4. On the day you plan to make the pizza, remove the desired number of dough balls from the refrigerator 2 hours before making the pizza. Before letting the dough rest at room temperature for 2 hours, dust the counter with flour, and then mist the counter with spray oil. Place the dough balls on top of the floured counter and sprinkle them with flour; dust your hands with flour. Gently press the dough into flat disks about 1/2 inch thick and 5 inches in diameter. Sprinkle the dough with flour, mist it again with spray oil, and cover the dough loosely with plastic wrap or a food-grade plastic bag. Now let rest for 2 hours.

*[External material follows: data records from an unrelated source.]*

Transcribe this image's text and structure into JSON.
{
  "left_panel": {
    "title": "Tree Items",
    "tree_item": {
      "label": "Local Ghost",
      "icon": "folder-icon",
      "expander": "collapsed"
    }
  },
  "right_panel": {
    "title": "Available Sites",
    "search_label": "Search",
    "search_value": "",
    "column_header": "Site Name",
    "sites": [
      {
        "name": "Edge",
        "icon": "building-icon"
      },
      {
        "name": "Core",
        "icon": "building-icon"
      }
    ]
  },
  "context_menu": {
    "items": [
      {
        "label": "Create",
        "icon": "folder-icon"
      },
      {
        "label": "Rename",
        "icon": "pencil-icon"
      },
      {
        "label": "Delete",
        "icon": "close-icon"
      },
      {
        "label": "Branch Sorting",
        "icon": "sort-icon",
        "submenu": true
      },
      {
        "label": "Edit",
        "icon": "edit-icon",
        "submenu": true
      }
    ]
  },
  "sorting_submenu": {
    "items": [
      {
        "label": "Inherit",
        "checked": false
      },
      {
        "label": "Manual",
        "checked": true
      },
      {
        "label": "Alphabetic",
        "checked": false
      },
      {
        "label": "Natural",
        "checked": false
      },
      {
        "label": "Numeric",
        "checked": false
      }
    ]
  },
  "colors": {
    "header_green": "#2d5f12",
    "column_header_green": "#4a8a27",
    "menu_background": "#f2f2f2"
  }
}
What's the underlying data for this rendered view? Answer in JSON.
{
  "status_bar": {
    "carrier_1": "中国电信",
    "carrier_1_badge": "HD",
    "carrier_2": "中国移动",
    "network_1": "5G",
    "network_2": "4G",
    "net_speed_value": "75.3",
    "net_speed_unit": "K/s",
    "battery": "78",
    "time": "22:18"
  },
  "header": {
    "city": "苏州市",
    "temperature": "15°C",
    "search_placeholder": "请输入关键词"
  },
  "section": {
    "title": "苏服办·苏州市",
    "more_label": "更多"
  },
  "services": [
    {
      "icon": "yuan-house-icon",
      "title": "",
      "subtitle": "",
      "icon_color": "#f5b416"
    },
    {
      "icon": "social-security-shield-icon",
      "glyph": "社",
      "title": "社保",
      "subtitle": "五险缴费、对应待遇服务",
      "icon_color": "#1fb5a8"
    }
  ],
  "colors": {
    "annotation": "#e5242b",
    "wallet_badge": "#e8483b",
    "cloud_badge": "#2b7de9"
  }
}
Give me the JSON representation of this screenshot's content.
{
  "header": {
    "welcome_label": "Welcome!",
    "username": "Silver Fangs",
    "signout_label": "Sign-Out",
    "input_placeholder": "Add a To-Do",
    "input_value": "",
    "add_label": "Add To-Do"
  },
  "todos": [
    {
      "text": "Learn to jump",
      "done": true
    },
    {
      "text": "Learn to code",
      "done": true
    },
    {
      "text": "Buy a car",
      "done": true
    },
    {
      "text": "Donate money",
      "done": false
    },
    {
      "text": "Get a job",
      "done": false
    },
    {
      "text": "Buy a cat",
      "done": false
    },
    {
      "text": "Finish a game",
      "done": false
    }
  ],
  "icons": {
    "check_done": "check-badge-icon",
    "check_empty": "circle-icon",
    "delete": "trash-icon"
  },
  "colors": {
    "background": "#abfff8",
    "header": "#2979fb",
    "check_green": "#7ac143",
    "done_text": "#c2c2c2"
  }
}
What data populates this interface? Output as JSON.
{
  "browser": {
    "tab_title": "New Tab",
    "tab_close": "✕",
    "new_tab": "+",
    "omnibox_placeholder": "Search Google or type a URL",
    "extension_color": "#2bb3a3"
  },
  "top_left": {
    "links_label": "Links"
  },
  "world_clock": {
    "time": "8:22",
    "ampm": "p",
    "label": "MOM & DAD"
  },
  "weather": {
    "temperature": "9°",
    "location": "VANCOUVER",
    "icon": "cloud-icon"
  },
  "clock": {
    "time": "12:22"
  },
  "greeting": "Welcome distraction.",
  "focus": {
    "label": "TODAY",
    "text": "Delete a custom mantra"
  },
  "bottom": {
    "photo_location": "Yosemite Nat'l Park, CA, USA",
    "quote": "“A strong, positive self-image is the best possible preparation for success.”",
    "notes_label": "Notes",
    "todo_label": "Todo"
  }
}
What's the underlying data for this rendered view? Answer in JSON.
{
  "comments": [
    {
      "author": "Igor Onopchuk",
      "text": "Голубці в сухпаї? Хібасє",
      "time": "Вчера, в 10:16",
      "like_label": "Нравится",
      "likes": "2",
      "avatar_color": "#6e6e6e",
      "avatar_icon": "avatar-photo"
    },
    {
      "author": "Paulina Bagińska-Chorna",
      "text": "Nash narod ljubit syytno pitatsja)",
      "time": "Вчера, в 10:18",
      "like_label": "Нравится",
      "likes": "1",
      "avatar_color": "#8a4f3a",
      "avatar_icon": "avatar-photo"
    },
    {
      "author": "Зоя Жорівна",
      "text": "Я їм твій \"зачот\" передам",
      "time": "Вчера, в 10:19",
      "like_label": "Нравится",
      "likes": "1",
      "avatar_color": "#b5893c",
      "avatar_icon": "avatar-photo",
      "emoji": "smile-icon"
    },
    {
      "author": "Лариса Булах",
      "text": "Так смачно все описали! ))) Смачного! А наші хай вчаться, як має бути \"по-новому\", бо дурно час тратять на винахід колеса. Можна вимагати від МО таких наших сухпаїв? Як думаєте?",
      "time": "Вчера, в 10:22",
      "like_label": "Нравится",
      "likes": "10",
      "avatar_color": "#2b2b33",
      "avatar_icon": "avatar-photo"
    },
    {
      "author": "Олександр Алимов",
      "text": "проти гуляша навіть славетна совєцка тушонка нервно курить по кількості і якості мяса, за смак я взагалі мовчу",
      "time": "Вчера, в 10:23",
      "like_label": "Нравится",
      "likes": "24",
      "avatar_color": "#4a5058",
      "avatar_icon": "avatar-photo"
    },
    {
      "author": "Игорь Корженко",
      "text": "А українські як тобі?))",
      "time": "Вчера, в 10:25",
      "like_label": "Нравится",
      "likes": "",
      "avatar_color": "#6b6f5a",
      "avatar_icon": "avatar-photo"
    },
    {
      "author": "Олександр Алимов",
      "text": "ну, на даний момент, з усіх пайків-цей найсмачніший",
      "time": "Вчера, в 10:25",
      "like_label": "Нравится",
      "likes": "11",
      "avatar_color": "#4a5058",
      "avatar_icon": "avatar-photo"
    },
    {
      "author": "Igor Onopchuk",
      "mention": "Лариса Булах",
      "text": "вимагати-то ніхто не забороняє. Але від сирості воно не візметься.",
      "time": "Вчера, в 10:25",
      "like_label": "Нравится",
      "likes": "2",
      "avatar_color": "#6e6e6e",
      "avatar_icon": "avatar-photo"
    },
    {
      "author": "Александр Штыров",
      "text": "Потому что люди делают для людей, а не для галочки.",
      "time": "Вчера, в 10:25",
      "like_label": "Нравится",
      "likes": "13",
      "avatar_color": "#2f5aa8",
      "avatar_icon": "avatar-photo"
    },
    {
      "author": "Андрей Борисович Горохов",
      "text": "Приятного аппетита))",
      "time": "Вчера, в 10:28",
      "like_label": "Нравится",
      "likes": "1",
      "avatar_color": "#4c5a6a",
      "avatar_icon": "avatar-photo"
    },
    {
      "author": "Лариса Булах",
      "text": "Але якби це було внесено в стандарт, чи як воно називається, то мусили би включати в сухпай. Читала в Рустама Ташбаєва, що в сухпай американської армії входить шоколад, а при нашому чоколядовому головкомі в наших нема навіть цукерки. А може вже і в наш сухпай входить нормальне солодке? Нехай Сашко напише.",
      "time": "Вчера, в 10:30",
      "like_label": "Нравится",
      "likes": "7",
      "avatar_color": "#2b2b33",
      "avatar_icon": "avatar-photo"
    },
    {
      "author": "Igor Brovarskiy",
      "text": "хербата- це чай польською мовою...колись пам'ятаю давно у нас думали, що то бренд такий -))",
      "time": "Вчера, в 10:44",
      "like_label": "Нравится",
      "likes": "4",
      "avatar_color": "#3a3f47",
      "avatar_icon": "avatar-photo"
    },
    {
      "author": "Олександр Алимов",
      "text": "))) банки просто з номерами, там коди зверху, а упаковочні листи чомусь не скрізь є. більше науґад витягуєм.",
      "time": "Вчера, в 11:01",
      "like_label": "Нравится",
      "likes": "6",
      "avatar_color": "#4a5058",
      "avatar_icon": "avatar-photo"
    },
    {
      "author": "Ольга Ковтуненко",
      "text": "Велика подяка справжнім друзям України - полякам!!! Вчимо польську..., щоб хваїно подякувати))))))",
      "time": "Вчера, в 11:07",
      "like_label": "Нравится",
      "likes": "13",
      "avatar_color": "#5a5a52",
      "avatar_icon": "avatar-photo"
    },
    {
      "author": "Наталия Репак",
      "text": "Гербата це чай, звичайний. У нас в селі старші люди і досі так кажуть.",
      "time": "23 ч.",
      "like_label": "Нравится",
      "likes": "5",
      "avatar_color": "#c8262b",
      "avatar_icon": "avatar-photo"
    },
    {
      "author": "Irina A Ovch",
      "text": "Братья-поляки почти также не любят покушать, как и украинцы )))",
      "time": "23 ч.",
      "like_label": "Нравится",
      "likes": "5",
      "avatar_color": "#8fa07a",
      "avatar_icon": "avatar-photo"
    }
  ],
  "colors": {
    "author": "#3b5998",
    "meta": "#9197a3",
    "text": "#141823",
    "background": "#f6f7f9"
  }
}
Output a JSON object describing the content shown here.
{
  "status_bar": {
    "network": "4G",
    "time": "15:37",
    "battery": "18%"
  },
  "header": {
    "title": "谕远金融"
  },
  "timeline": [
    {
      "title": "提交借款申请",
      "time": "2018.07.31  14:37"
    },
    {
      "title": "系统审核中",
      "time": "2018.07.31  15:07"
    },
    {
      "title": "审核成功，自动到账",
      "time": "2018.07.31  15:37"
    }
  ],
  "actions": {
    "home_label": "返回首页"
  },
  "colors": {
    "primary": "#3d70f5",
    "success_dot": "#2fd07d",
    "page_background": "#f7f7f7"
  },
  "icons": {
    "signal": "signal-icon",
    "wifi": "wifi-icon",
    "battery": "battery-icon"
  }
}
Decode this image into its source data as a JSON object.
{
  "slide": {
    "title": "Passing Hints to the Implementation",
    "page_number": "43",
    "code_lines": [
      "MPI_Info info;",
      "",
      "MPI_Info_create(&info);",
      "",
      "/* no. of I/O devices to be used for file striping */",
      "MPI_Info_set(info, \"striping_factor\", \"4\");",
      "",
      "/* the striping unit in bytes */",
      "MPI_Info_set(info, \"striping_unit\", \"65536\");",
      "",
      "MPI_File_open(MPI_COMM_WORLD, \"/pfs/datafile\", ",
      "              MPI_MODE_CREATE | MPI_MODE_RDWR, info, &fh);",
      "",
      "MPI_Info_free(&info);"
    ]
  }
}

By now, you figured out why I buy my pizza dough from an Italian Deli, yes?
Ok, let’s Continue:
Pizza Sauce: 6 to 8 0z. Just enough to cover the top of the pizza dough with about ½ inch border, with some left over for a final drizzle
1 medium thick slice of Italian Pancetta (Italian bacon) chopped and par-cooked
(You can also use two slices of bacon)
Chop or slice the bacon into small bite sizes while it is still raw and pan fry it slightly til just before it turns brown.
½ to 3/4 cup mild Italian sausage, out of the skin.
3/4 cup of thinly sliced fresh mushrooms (soaked in water for 30 minutes and drained and patted dry
1/4 cup chopped red onions
1/4 cup ea: Mozzarella and Romano cheese (grated or shredded)
½ teaspoon each: oregano, basil, salt, ground black pepper
1 (yes, only one) garlic clove, chopped.
1/2 cup diced or chopped tomatoes, added to the pizza sauce.
The “Mix” (pay attention now…this is very different)
Be sure all your ingredients are at room temperature for at least 20 minutes before preparation. (If they are all refrigerated, cooking time will be longer)
Place all ingredients, except the pizza sauce, sausage and spices in a 2 quart seal-able plastic bag and mix it until they are evenly balanced (Don’t knead it, just mix it like you mix a salad)
At least 45 minutes before making the pizza, place a baking stone either on the floor of the oven (for gas ovens), or on a rack in the lower third of the oven. Pre-heat the oven to 500F. If you do not have a baking stone, you can use a perforated metal pizza pan, but do not preheat the pan.
Knead and press your pizza dough into a large, thin circle (or square, if you feel funky) and place it on the pizza stone or on the metal pizza pan.
Here’s the fun part!
Using a large spoon or ladle, spread about ¼ cup of the pizza sauce onto the pizza dough, leaving about ½ inch border around the edges.
Give the “Mix” one more tumble and spread about 1/2 of it evenly over the sauce, sprinkling with your fingers.
Place the sausage in bite sized bits, evenly across the top of the pizza, and sprinkle on the rest of the “mix”.
Drizzle the balance of the sauce across the top of the mix.
Place the stone or pan on the middle rack in your oven and bake for approximately 15 minutes, or until the toppings turn golden brown.
Let the Pizza sit out on the counter for about ten minutes before you slice.
Enjoy and repeat as often as you like.
Yes, of course you can change the ingredients. You don’t like onions, switch to black olives. No, try some pre-roasted red or green pepers. You get it now? That’s what a Pizza is. Just don’t go overboard with too much “wet” ingredients, otherwise we have to change the name to Pizza Soup. Hmmm, now there’s an idea!